A dark chapter in Canadian history is remembered
Sean Chase/Daily Observer A moment of silence is observed at the Renfrew County Women’s Monument. Ceremonies marking the National Day of Remembrance and Action on Violence Against Women were held at the monument in Petawawa Wednesday morning.
PETAWAWA – It was a bitterly cold December morning as area residents gathered here Wednesday to not only mark a dark chapter in Canadian history but remember the lives of 23 area women whose lives ended so tragically.
Drawing into a circle in front of the Renfrew County Women’s Monument, a small crowd paused to commemorate the loss of the 14 female engineering students gunned down at Montreal’s L'Ecole Polytechnique 28 years ago as part of the National Day of Remembrance and Action on Violence Against Women.
As their names were called, red roses were laid at the base of the monument for Genevieve Bergeron, 21; Helene Colgan, 23; Nathalie Croteau, 23; Barbara Daigneault, 22; Anne-Marie Edward, 21; Maud Haviernick, 29; Maryse Laganiere, 25; Maryse Leclair, 23; Anne-Marie Lemay, 27; Sonia Pelletier, 23; Michele Richard, 21; Annie St-Arneault, 23; Annie Turcotte, 21 and Barbara Klucznik-Widajewicz, 31. One by one the roses were quietly laid at the foot of the three eight-foot sculptures depicting three women.
Organizers also read out the names of women murdered in Ontario this year. Adding to the poignancy of this year's ceremony was the bittersweet knowledge that the killer of Anastasia Kuzyk, Nathalie Warmerdam and Carol Culleton would soon receive justice in a Pembroke courtroom that very day.
“Dc. 6, 1989 was a real wake-up call in terms of violence against women in Canada,” JoAnne Brooks, director of the Women's Sexual Assault Centre of Renfrew County. “We gather every year to honour and remember the 14 women who were murdered.”
Addressing the ceremony, lawyer Pam Cross, the massacre at L'Ecole Polytechnique by a lone gunman was an event that catapulted the hidden reality of violence against women into news headlines across Canada and around the world. Reflecting on the issue as it stands now, Cross questioned whether Ontario's Sexual Violence and Harassment Plan, intended to address sexual violence on university and college campuses, will matter if there is no accountability to ensure it is properly implemented.
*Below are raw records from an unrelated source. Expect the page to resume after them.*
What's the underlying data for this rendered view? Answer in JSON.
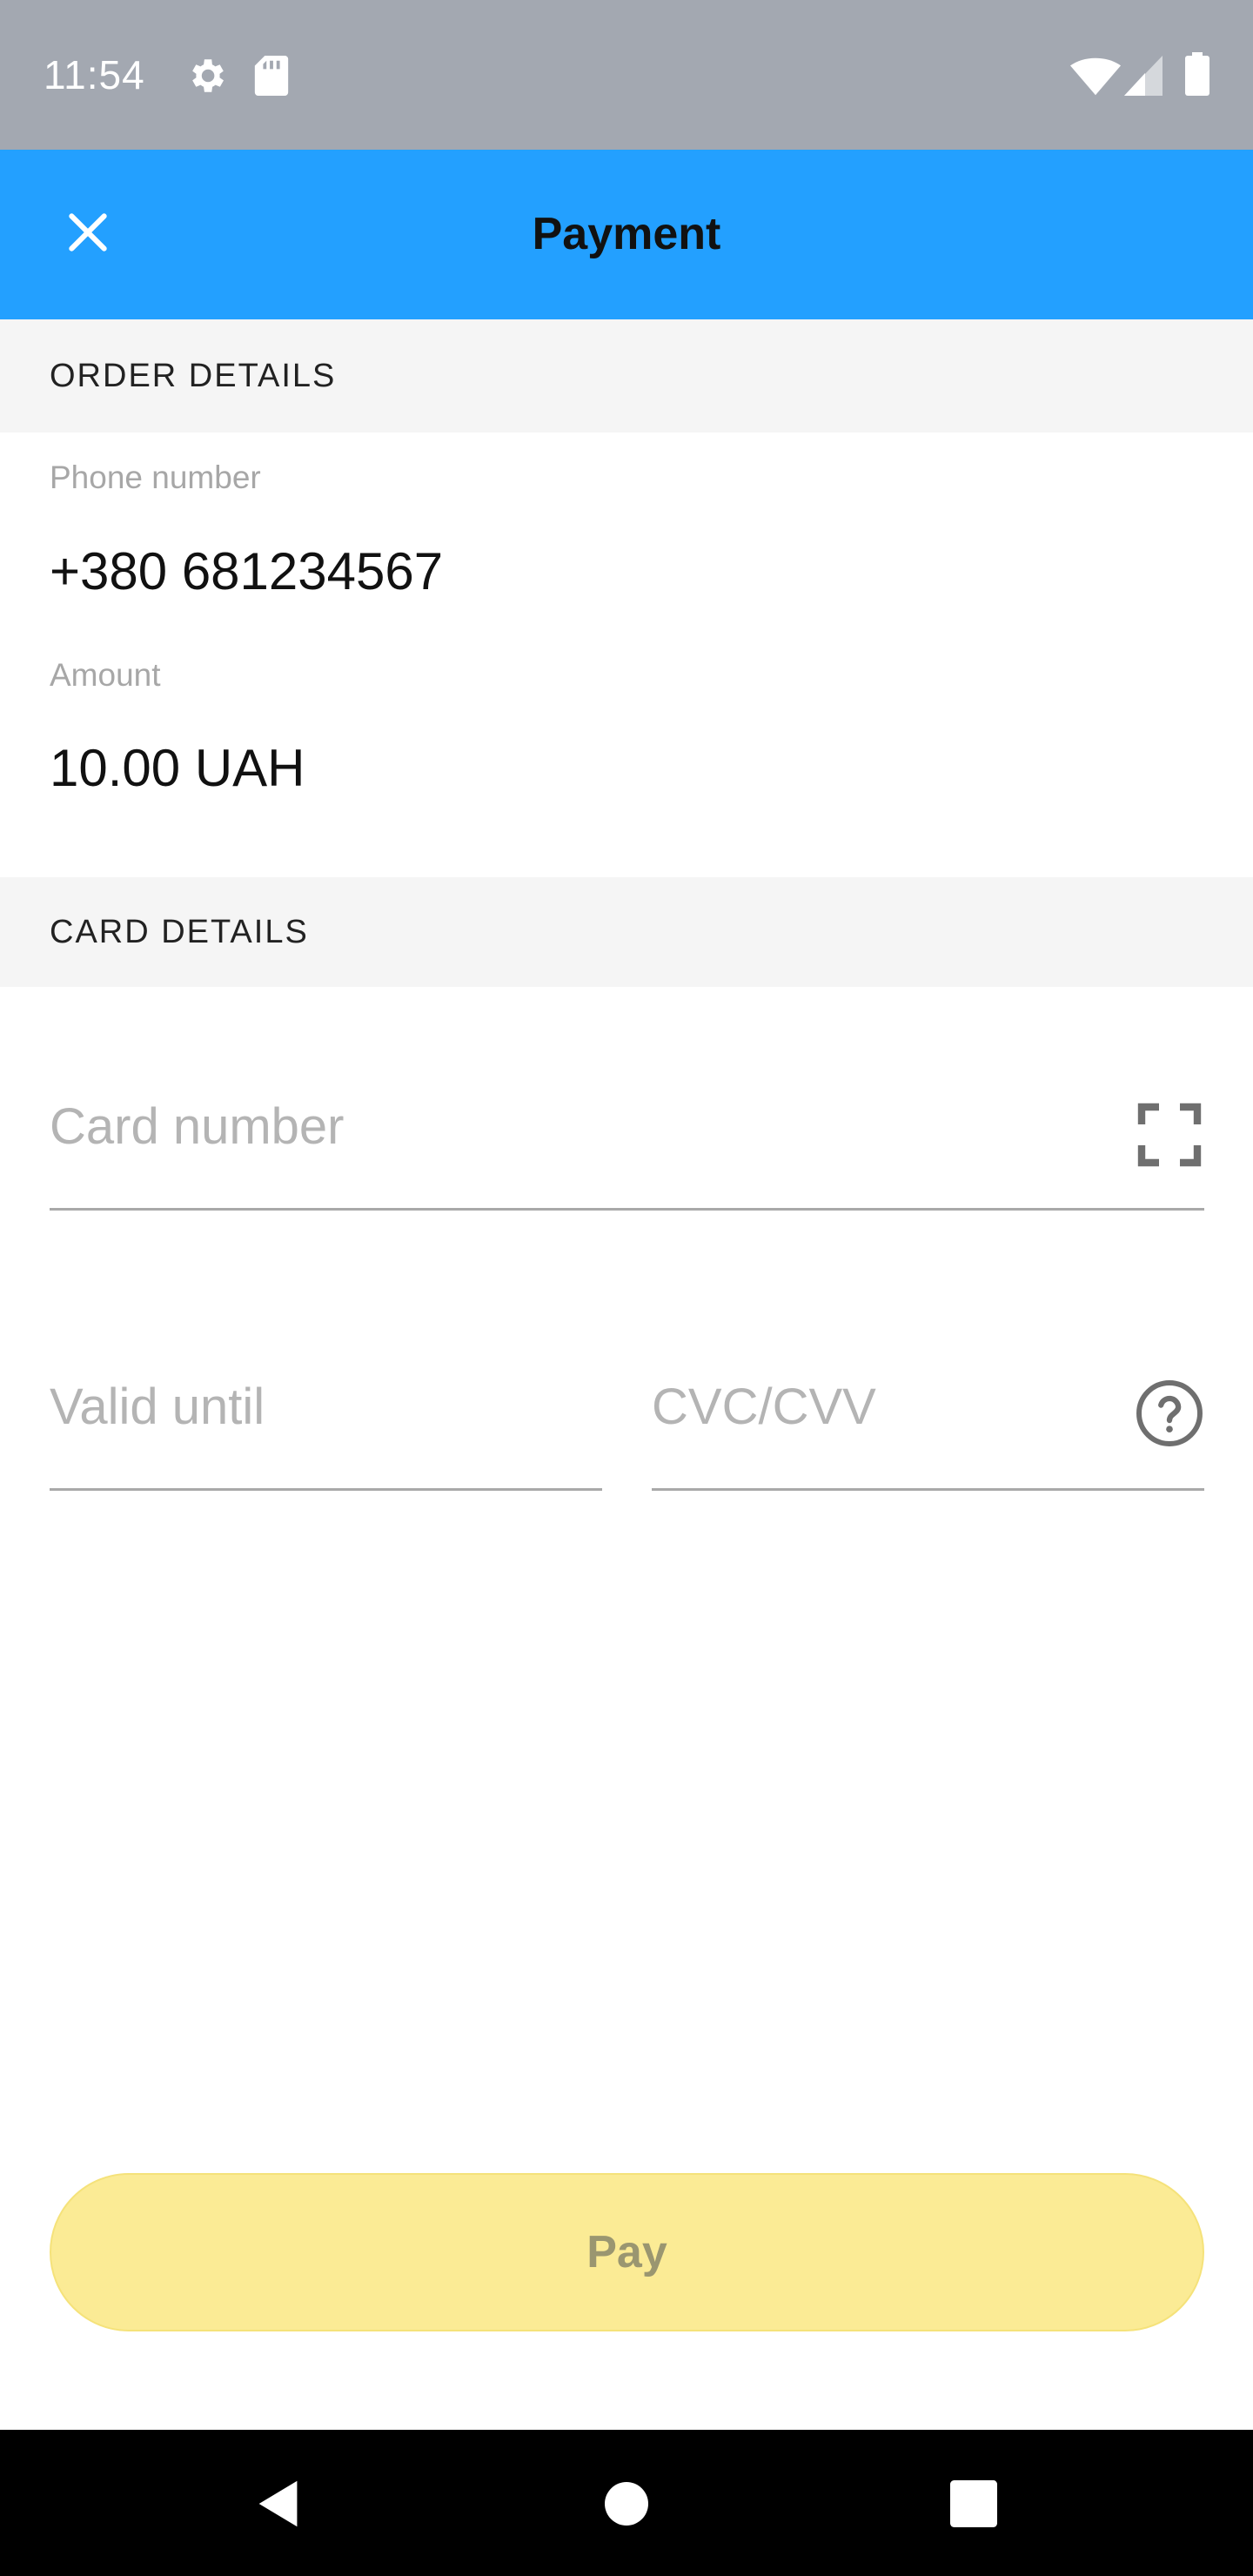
{
  "status_bar": {
    "time": "11:54",
    "icons": [
      "gear-icon",
      "sd-card-icon",
      "wifi-icon",
      "cell-signal-icon",
      "battery-icon"
    ]
  },
  "app_bar": {
    "title": "Payment",
    "close_icon": "close-icon",
    "background": "#23a0ff"
  },
  "order_details": {
    "header": "ORDER DETAILS",
    "phone_label": "Phone number",
    "phone_value": "+380 681234567",
    "amount_label": "Amount",
    "amount_value": "10.00 UAH"
  },
  "card_details": {
    "header": "CARD DETAILS",
    "card_number_placeholder": "Card number",
    "scan_icon": "scan-card-icon",
    "valid_until_placeholder": "Valid until",
    "cvc_placeholder": "CVC/CVV",
    "help_icon": "help-circle-icon"
  },
  "pay_button": {
    "label": "Pay",
    "background": "#fbeb95"
  },
  "nav_bar": {
    "icons": [
      "back-icon",
      "home-icon",
      "recents-icon"
    ]
  }
}
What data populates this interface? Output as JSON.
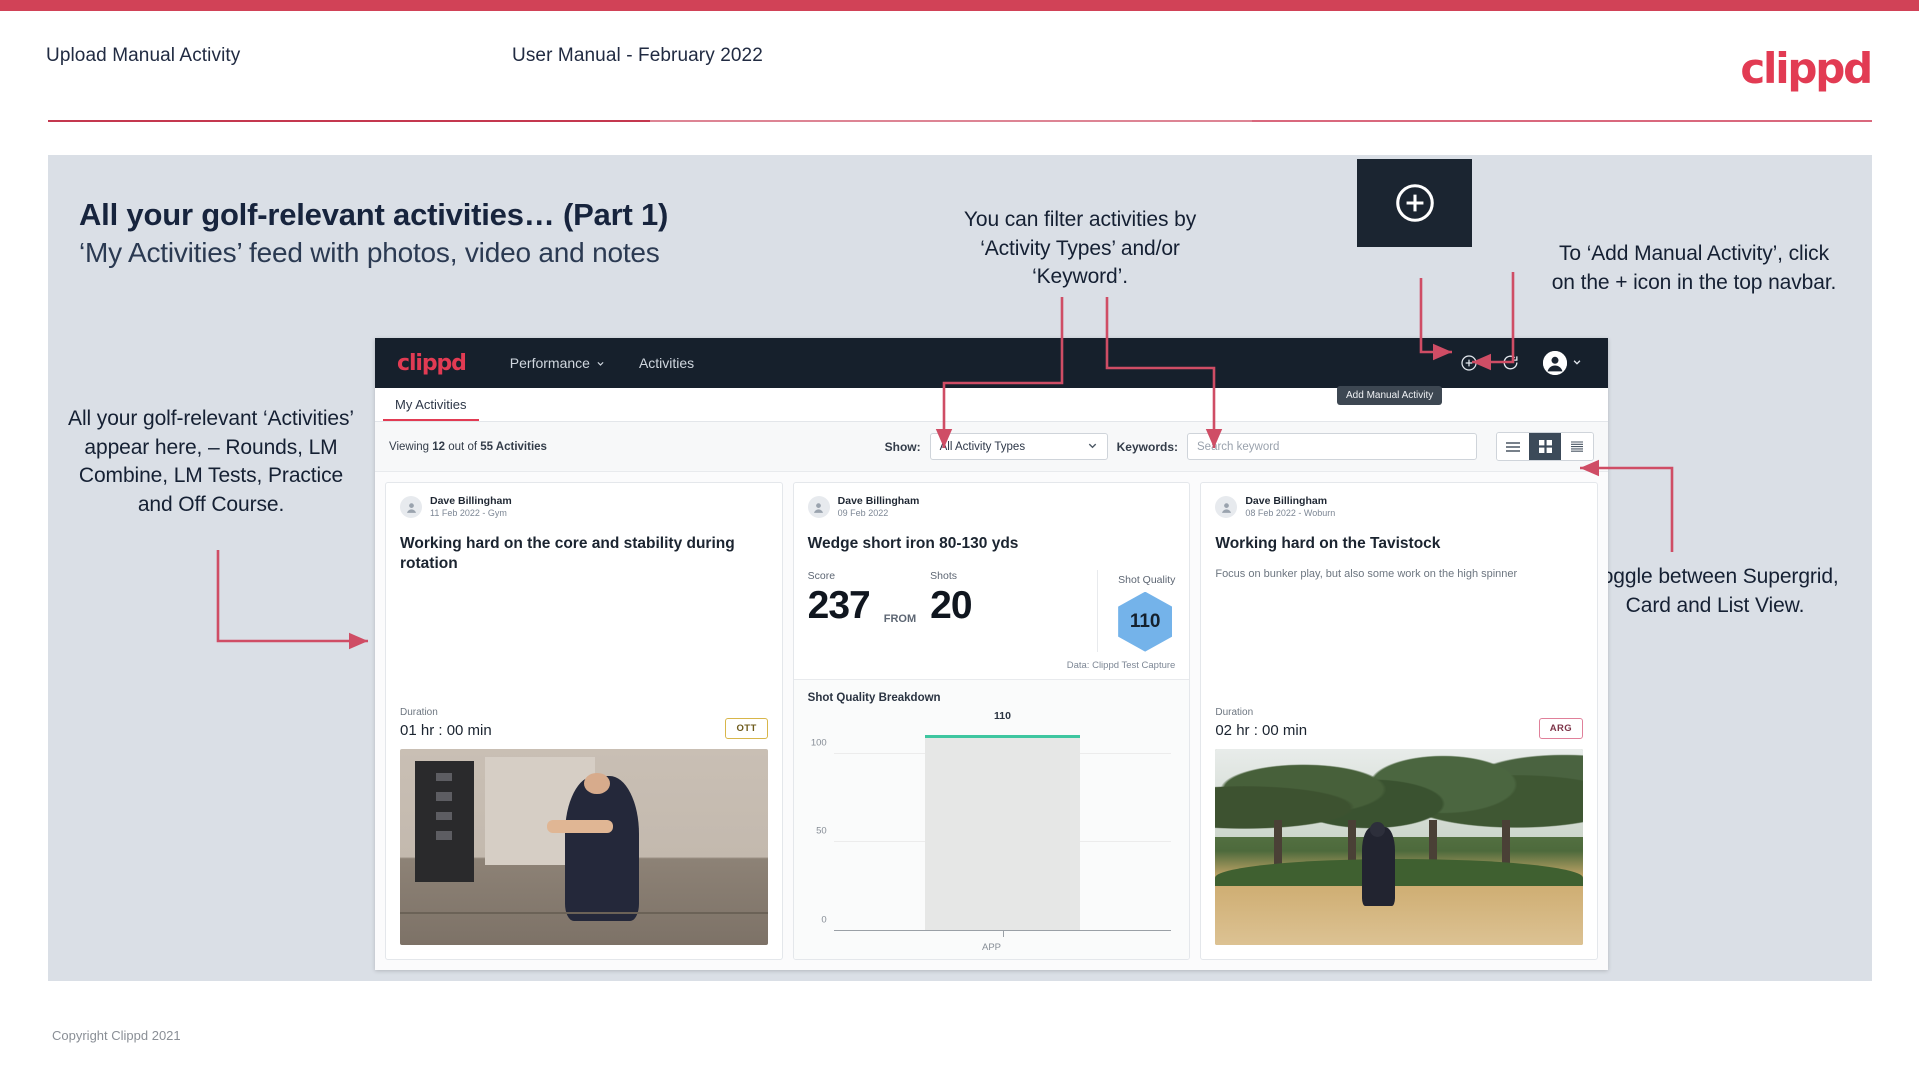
{
  "header": {
    "left_title": "Upload Manual Activity",
    "center_title": "User Manual - February 2022",
    "logo": "clippd"
  },
  "slide": {
    "heading": "All your golf-relevant activities… (Part 1)",
    "subheading": "‘My Activities’ feed with photos, video and notes",
    "plus_box_icon": "plus-circle-icon"
  },
  "callouts": {
    "filter": "You can filter activities by ‘Activity Types’ and/or ‘Keyword’.",
    "add_manual": "To ‘Add Manual Activity’, click on the + icon in the top navbar.",
    "activities_feed": "All your golf-relevant ‘Activities’ appear here, – Rounds, LM Combine, LM Tests, Practice and Off Course.",
    "toggle_view": "Toggle between Supergrid, Card and List View."
  },
  "app": {
    "navbar": {
      "logo": "clippd",
      "links": [
        {
          "label": "Performance",
          "has_caret": true
        },
        {
          "label": "Activities",
          "has_caret": false
        }
      ],
      "icons": [
        "plus-circle-icon",
        "refresh-icon",
        "account-avatar-icon",
        "chevron-down-icon"
      ],
      "tooltip": "Add Manual Activity"
    },
    "tabs": [
      {
        "label": "My Activities",
        "active": true
      }
    ],
    "filterbar": {
      "viewing_prefix": "Viewing ",
      "viewing_count": "12",
      "viewing_middle": " out of ",
      "viewing_total": "55 Activities",
      "show_label": "Show:",
      "activity_type_value": "All Activity Types",
      "keywords_label": "Keywords:",
      "keywords_placeholder": "Search keyword",
      "view_modes": [
        "list-view-icon",
        "supergrid-view-icon",
        "card-view-icon"
      ],
      "active_view_index": 1
    },
    "cards": [
      {
        "author": "Dave Billingham",
        "meta": "11 Feb 2022 - Gym",
        "title": "Working hard on the core and stability during rotation",
        "duration_label": "Duration",
        "duration_value": "01 hr : 00 min",
        "tag": "OTT",
        "tag_style": "ott",
        "photo": "gym-video-thumbnail"
      },
      {
        "author": "Dave Billingham",
        "meta": "09 Feb 2022",
        "title": "Wedge short iron 80-130 yds",
        "score_label": "Score",
        "score_value": "237",
        "from_label": "FROM",
        "shots_label": "Shots",
        "shots_value": "20",
        "shot_quality_label": "Shot Quality",
        "shot_quality_value": "110",
        "source": "Data: Clippd Test Capture"
      },
      {
        "author": "Dave Billingham",
        "meta": "08 Feb 2022 - Woburn",
        "title": "Working hard on the Tavistock",
        "note": "Focus on bunker play, but also some work on the high spinner",
        "duration_label": "Duration",
        "duration_value": "02 hr : 00 min",
        "tag": "ARG",
        "tag_style": "arg",
        "photo": "golf-course-bunker-photo"
      }
    ]
  },
  "chart_data": {
    "type": "bar",
    "title": "Shot Quality Breakdown",
    "categories": [
      "APP"
    ],
    "values": [
      110
    ],
    "data_labels": [
      "110"
    ],
    "yticks": [
      0,
      50,
      100
    ],
    "ytick_labels": [
      "0",
      "50",
      "100"
    ],
    "ylim": [
      0,
      125
    ],
    "xlabel": "APP",
    "ylabel": "",
    "grid": true,
    "legend": "none",
    "bar_fill_color": "#e6e7e6",
    "bar_cap_color": "#3ec6a0"
  },
  "colors": {
    "brand_red": "#e23b53",
    "top_bar": "#d14257",
    "panel_bg": "#dadfe6",
    "navbar_bg": "#16202c",
    "annotation_arrow": "#cf4d65",
    "hex_blue": "#74b3ea"
  },
  "footer": {
    "copyright": "Copyright Clippd 2021"
  }
}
Cross asked if the National Inquiry into Missing and Murdered Indigenous Women and Girls will make a difference. She also pointed to the current scandal overwhelming Hollywood in which high-profile actors and producers are being outed for sexual predation. She wondered aloud why the media has not focused on those women who are still not safe to speak out about the sexual violence they have been subjected to.
“The Harvey Weinstein phenomenon opens the door to discussions about male power that need to happen,” said Cross noting such a conversation has already began in Canada with the Jian Ghomeshi trial. She added grief and rage are two emotions that will always be connected with this tragic day.
“Grief at the ongoing violence to which women everywhere in the world are subjected. Rage at how little we have been able to change that reality,” Cross said. “In this beautiful and peaceful spot, let us first take the time to grieve, as we remember the women we know and the women we don't know whose lives have been affected by male violence.”
A white rose was later laid in honour of missing and murdered aboriginal women, while a rose was placed to remember those women still living with violence.